Extracted data >>
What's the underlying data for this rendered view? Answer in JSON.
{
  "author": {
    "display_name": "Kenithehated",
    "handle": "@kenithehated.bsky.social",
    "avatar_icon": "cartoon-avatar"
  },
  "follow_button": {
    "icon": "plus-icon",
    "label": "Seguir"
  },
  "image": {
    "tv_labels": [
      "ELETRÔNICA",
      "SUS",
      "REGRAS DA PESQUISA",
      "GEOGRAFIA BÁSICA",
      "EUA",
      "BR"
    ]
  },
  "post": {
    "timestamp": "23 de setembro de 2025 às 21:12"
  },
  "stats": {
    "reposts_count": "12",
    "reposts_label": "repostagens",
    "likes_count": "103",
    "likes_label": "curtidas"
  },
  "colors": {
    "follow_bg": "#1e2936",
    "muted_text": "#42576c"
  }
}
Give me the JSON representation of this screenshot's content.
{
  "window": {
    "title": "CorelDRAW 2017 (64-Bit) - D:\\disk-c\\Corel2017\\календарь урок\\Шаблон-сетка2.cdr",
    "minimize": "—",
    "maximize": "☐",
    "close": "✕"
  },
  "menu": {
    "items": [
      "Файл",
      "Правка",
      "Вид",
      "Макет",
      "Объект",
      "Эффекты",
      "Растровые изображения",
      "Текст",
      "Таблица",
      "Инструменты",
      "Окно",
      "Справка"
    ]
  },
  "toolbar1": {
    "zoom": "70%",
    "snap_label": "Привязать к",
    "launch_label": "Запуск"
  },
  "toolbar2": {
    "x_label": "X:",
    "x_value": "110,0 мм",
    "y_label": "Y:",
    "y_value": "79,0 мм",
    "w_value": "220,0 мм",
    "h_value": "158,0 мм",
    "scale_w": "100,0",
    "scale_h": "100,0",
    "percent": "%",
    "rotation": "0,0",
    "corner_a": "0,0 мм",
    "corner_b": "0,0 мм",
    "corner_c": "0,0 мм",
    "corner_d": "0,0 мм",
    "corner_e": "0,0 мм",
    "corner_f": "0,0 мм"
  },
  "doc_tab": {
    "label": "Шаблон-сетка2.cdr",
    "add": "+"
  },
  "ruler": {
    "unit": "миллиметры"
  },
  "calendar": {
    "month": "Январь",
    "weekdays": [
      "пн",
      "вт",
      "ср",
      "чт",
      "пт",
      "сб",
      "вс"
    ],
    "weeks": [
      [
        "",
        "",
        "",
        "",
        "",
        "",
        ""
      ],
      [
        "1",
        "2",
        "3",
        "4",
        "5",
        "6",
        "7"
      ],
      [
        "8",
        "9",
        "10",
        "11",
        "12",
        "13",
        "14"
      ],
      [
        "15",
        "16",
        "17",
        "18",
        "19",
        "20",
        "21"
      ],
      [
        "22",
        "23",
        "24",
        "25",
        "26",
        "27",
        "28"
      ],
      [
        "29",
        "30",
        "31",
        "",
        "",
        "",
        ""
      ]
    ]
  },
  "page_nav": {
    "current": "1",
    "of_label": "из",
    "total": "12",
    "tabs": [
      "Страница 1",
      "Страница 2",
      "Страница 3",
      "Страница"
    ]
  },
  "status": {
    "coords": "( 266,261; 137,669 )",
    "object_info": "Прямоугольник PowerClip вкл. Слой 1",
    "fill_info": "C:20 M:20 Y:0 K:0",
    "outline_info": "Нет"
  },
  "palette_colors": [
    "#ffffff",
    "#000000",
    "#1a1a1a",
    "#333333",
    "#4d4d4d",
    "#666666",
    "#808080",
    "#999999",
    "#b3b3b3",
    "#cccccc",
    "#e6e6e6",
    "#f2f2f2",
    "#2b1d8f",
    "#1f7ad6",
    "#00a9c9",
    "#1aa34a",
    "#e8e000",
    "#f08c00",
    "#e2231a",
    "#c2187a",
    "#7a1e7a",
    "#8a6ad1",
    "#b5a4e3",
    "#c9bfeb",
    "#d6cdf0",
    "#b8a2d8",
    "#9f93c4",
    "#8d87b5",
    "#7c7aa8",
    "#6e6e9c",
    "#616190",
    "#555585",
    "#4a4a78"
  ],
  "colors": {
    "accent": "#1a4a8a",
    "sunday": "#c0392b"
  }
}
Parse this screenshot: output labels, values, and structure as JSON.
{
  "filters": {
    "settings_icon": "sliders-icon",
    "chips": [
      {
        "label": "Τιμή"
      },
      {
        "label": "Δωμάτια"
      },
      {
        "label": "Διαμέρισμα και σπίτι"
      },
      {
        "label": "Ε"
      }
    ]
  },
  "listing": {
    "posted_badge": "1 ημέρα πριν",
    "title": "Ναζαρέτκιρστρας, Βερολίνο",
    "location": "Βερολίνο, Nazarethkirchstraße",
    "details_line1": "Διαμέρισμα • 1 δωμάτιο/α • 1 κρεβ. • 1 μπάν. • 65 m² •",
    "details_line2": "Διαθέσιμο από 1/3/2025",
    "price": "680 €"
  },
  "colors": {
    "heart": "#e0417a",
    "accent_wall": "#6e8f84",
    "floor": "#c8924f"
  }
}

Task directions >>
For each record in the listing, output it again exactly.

Task result >>
What's the underlying data for this rendered view? Answer in JSON.
{
  "author": {
    "display_name": "Kenithehated",
    "handle": "@kenithehated.bsky.social",
    "avatar_icon": "cartoon-avatar"
  },
  "follow_button": {
    "icon": "plus-icon",
    "label": "Seguir"
  },
  "image": {
    "tv_labels": [
      "ELETRÔNICA",
      "SUS",
      "REGRAS DA PESQUISA",
      "GEOGRAFIA BÁSICA",
      "EUA",
      "BR"
    ]
  },
  "post": {
    "timestamp": "23 de setembro de 2025 às 21:12"
  },
  "stats": {
    "reposts_count": "12",
    "reposts_label": "repostagens",
    "likes_count": "103",
    "likes_label": "curtidas"
  },
  "colors": {
    "follow_bg": "#1e2936",
    "muted_text": "#42576c"
  }
}
Give me the JSON representation of this screenshot's content.
{
  "window": {
    "title": "CorelDRAW 2017 (64-Bit) - D:\\disk-c\\Corel2017\\календарь урок\\Шаблон-сетка2.cdr",
    "minimize": "—",
    "maximize": "☐",
    "close": "✕"
  },
  "menu": {
    "items": [
      "Файл",
      "Правка",
      "Вид",
      "Макет",
      "Объект",
      "Эффекты",
      "Растровые изображения",
      "Текст",
      "Таблица",
      "Инструменты",
      "Окно",
      "Справка"
    ]
  },
  "toolbar1": {
    "zoom": "70%",
    "snap_label": "Привязать к",
    "launch_label": "Запуск"
  },
  "toolbar2": {
    "x_label": "X:",
    "x_value": "110,0 мм",
    "y_label": "Y:",
    "y_value": "79,0 мм",
    "w_value": "220,0 мм",
    "h_value": "158,0 мм",
    "scale_w": "100,0",
    "scale_h": "100,0",
    "percent": "%",
    "rotation": "0,0",
    "corner_a": "0,0 мм",
    "corner_b": "0,0 мм",
    "corner_c": "0,0 мм",
    "corner_d": "0,0 мм",
    "corner_e": "0,0 мм",
    "corner_f": "0,0 мм"
  },
  "doc_tab": {
    "label": "Шаблон-сетка2.cdr",
    "add": "+"
  },
  "ruler": {
    "unit": "миллиметры"
  },
  "calendar": {
    "month": "Январь",
    "weekdays": [
      "пн",
      "вт",
      "ср",
      "чт",
      "пт",
      "сб",
      "вс"
    ],
    "weeks": [
      [
        "",
        "",
        "",
        "",
        "",
        "",
        ""
      ],
      [
        "1",
        "2",
        "3",
        "4",
        "5",
        "6",
        "7"
      ],
      [
        "8",
        "9",
        "10",
        "11",
        "12",
        "13",
        "14"
      ],
      [
        "15",
        "16",
        "17",
        "18",
        "19",
        "20",
        "21"
      ],
      [
        "22",
        "23",
        "24",
        "25",
        "26",
        "27",
        "28"
      ],
      [
        "29",
        "30",
        "31",
        "",
        "",
        "",
        ""
      ]
    ]
  },
  "page_nav": {
    "current": "1",
    "of_label": "из",
    "total": "12",
    "tabs": [
      "Страница 1",
      "Страница 2",
      "Страница 3",
      "Страница"
    ]
  },
  "status": {
    "coords": "( 266,261; 137,669 )",
    "object_info": "Прямоугольник PowerClip вкл. Слой 1",
    "fill_info": "C:20 M:20 Y:0 K:0",
    "outline_info": "Нет"
  },
  "palette_colors": [
    "#ffffff",
    "#000000",
    "#1a1a1a",
    "#333333",
    "#4d4d4d",
    "#666666",
    "#808080",
    "#999999",
    "#b3b3b3",
    "#cccccc",
    "#e6e6e6",
    "#f2f2f2",
    "#2b1d8f",
    "#1f7ad6",
    "#00a9c9",
    "#1aa34a",
    "#e8e000",
    "#f08c00",
    "#e2231a",
    "#c2187a",
    "#7a1e7a",
    "#8a6ad1",
    "#b5a4e3",
    "#c9bfeb",
    "#d6cdf0",
    "#b8a2d8",
    "#9f93c4",
    "#8d87b5",
    "#7c7aa8",
    "#6e6e9c",
    "#616190",
    "#555585",
    "#4a4a78"
  ],
  "colors": {
    "accent": "#1a4a8a",
    "sunday": "#c0392b"
  }
}
Parse this screenshot: output labels, values, and structure as JSON.
{
  "filters": {
    "settings_icon": "sliders-icon",
    "chips": [
      {
        "label": "Τιμή"
      },
      {
        "label": "Δωμάτια"
      },
      {
        "label": "Διαμέρισμα και σπίτι"
      },
      {
        "label": "Ε"
      }
    ]
  },
  "listing": {
    "posted_badge": "1 ημέρα πριν",
    "title": "Ναζαρέτκιρστρας, Βερολίνο",
    "location": "Βερολίνο, Nazarethkirchstraße",
    "details_line1": "Διαμέρισμα • 1 δωμάτιο/α • 1 κρεβ. • 1 μπάν. • 65 m² •",
    "details_line2": "Διαθέσιμο από 1/3/2025",
    "price": "680 €"
  },
  "colors": {
    "heart": "#e0417a",
    "accent_wall": "#6e8f84",
    "floor": "#c8924f"
  }
}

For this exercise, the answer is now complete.